IBM is claiming a storage management victory over EMCand has said it can control its entire line of storage arrays with the latest version of its San Volume Controller appliance.
By submitting your personal information, you agree that TechTarget and its partners may contact you regarding relevant content, products and special offers.
IBM said its virtualisation device, the San Volume Controller Version 1.2.1, can manage EMC's midrange arrays, the Clariion CX300, CX500 and CX700. Mid-range systems are the fastest-growing segment of the storage market, according to research firm IDC.
"With this announcement, we have made IBM's San Volume Controller the killer application in the storage industry and the leading virtualisation product, whether measured by performance, scalability or device interoperability," Jens Tiedemann, general manager of IBM Totalstorage Open Software, said in a statement.
In May, IBM announced it could provision storage from EMC's high-end Symmetrix array and its Clariion CX200, CX400 and CX600 arrays. Two weeks ago, IBM said it had added EMC's newest high-end Symmetrix array, the DMX. IBM announced in May that its virtualisation appliance could manage Hewlett-Packard's and Hitachi Data Systems's line of storage arrays.
Virtualisation is the ability to create a layer of abstraction between application servers and the storage that supports them, allowing capacity from multiple storage boxes to be served up as if from a single pool.
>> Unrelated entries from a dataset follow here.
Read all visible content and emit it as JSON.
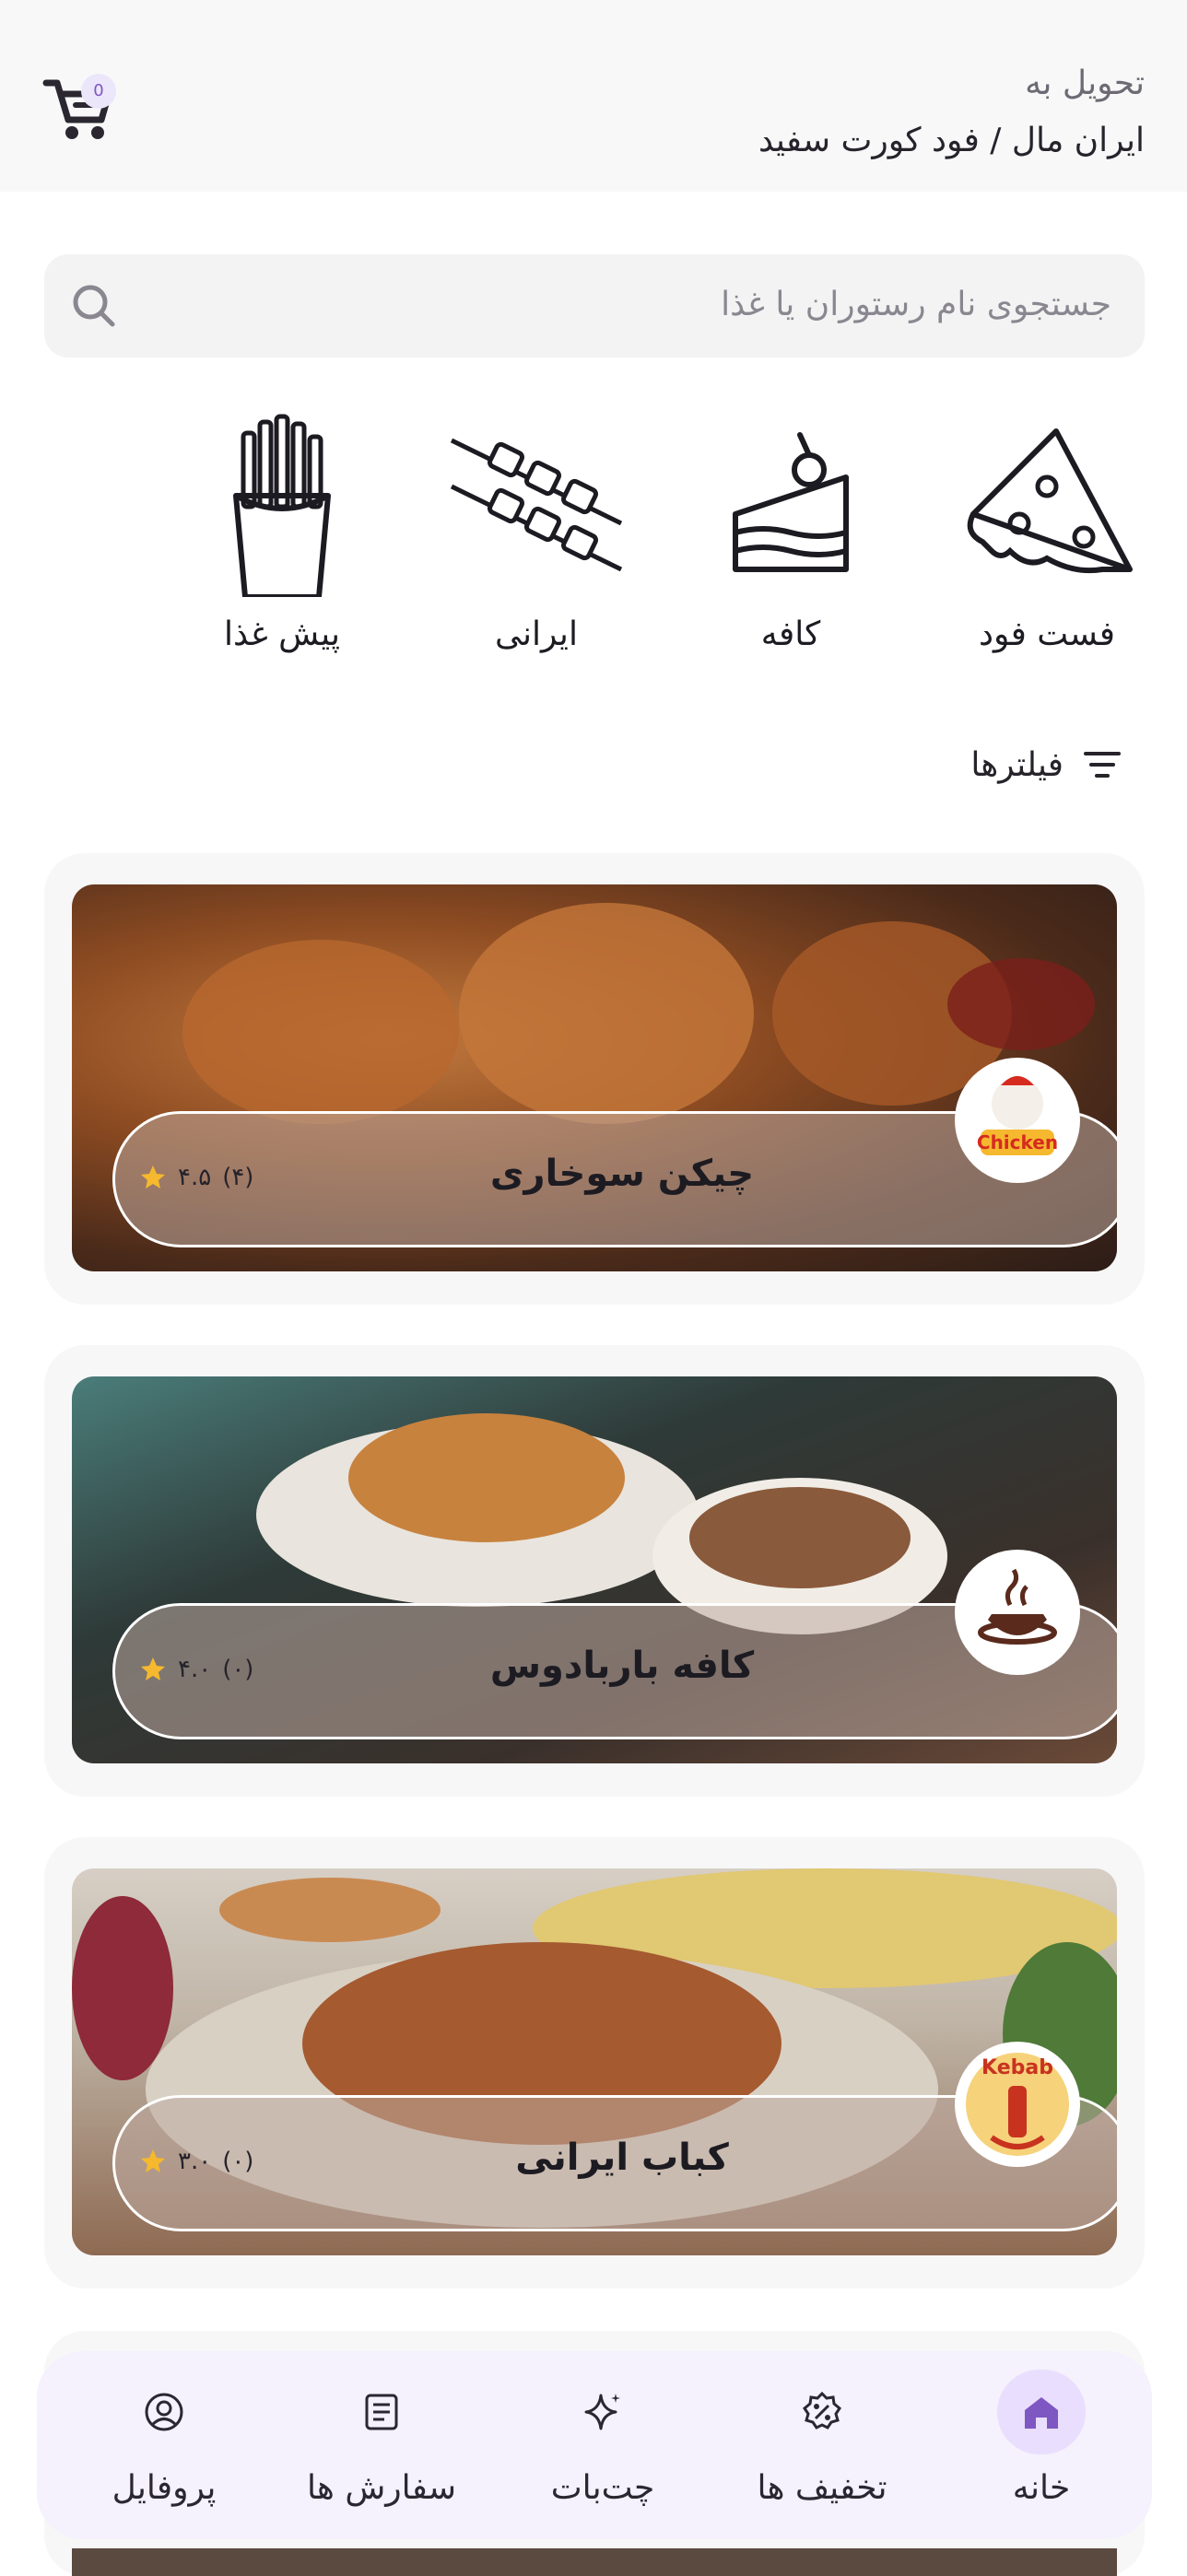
{
  "header": {
    "deliver_label": "تحویل به",
    "deliver_address": "ایران مال / فود کورت سفید",
    "cart_badge": "0",
    "cart_icon": "cart-icon"
  },
  "search": {
    "placeholder": "جستجوی نام رستوران یا غذا",
    "icon": "search-icon"
  },
  "categories": [
    {
      "label": "فست فود",
      "icon": "pizza-slice-icon"
    },
    {
      "label": "کافه",
      "icon": "cake-slice-icon"
    },
    {
      "label": "ایرانی",
      "icon": "kebab-skewer-icon"
    },
    {
      "label": "پیش غذا",
      "icon": "french-fries-icon"
    }
  ],
  "filters": {
    "label": "فیلترها",
    "icon": "filter-icon"
  },
  "restaurants": [
    {
      "name": "چیکن سوخاری",
      "rating": "۴.۵",
      "count": "(۴)",
      "logo_text": "Chicken",
      "accent": "#d62b1f"
    },
    {
      "name": "کافه باربادوس",
      "rating": "۴.۰",
      "count": "(۰)",
      "logo_text": "",
      "accent": "#5a2a1c"
    },
    {
      "name": "کباب ایرانی",
      "rating": "۳.۰",
      "count": "(۰)",
      "logo_text": "Kebab",
      "accent": "#c8331f"
    }
  ],
  "nav": [
    {
      "label": "خانه",
      "icon": "home-icon",
      "active": true
    },
    {
      "label": "تخفیف ها",
      "icon": "discount-icon",
      "active": false
    },
    {
      "label": "چت‌بات",
      "icon": "sparkle-icon",
      "active": false
    },
    {
      "label": "سفارش ها",
      "icon": "orders-icon",
      "active": false
    },
    {
      "label": "پروفایل",
      "icon": "profile-icon",
      "active": false
    }
  ],
  "colors": {
    "accent": "#7e57c2",
    "star": "#f5b82e",
    "background": "#ffffff"
  }
}
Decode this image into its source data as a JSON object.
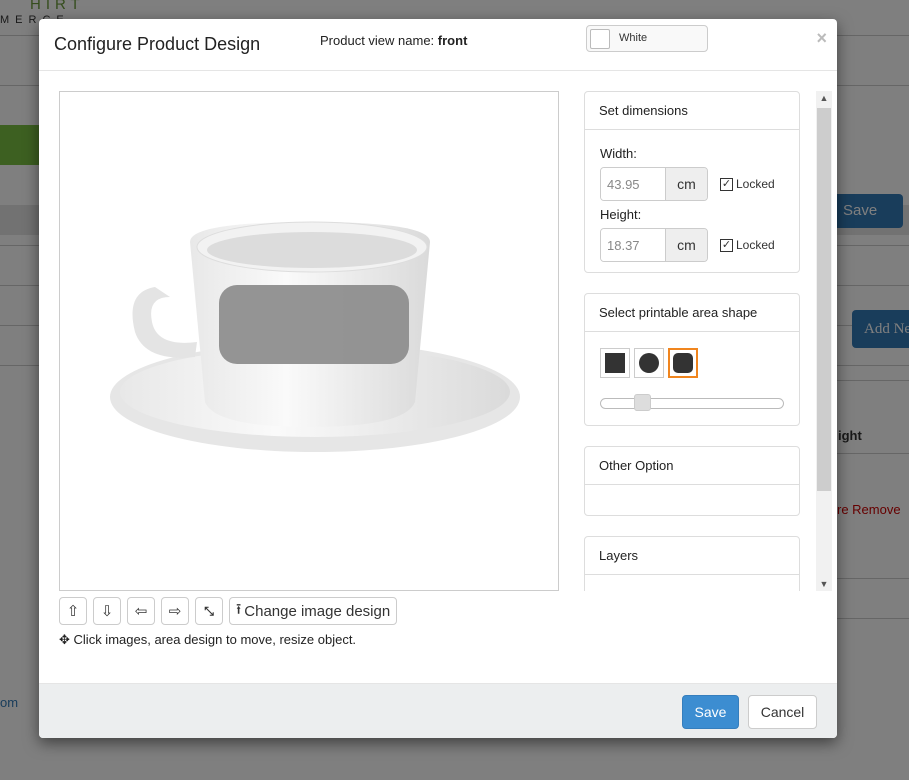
{
  "background": {
    "logo_top": "HIRT",
    "logo_bottom": "MERCE",
    "save_label": "Save",
    "add_label": "Add Ne",
    "col_label": "ight",
    "remove_text": "re Remove",
    "link_text": "om"
  },
  "modal": {
    "title": "Configure Product Design",
    "view_name_label": "Product view name:",
    "view_name": "front",
    "color_select": {
      "value": "White",
      "swatch_color": "#ffffff"
    },
    "close_icon": "close-icon",
    "toolbar": {
      "change_image_label": "Change image design",
      "icons": [
        "arrow-up-icon",
        "arrow-down-icon",
        "arrow-left-icon",
        "arrow-right-icon",
        "compress-icon",
        "upload-icon"
      ]
    },
    "hint": "Click images, area design to move, resize object.",
    "dimensions": {
      "title": "Set dimensions",
      "width_label": "Width:",
      "width_value": "43.95",
      "height_label": "Height:",
      "height_value": "18.37",
      "unit": "cm",
      "locked_label": "Locked",
      "width_locked": true,
      "height_locked": true
    },
    "shape": {
      "title": "Select printable area shape",
      "options": [
        "square",
        "circle",
        "rounded-square"
      ],
      "selected": "rounded-square",
      "selected_color": "#f0851e",
      "slider_percent": 20
    },
    "other": {
      "title": "Other Option"
    },
    "layers": {
      "title": "Layers"
    },
    "footer": {
      "save": "Save",
      "cancel": "Cancel",
      "save_color": "#3c8dd1"
    }
  }
}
The technology reduces management interfaces and allows a storage administrator to control a larger portion of a company's storage resources.
"[It] makes perfect sense for IBM to support Clariion, the industry's leading mid-tier networked storage system," an EMC spokesman said today in response to the IBM announcement.
EMC has acquired 16 companies since 2000 and spent more than £1.8bn on three acquisitions in 2003, but it has yet to respond to HDS and IBM with its own virtualisation technology.
EMC said at Storage Networking World in October that its virtualisation product, Storage Router, will be available in the first half of 2005. The technology is a combination of intelligent switches and directors from Cisco, Brocade and McData and EMC's own firmware.
Earlier this month, IDC reported that revenue in the third quarter from EMC's Clariion mid-range line of storage grew 56% over the same period last year.
Lucas Mearian writes for IDG News Service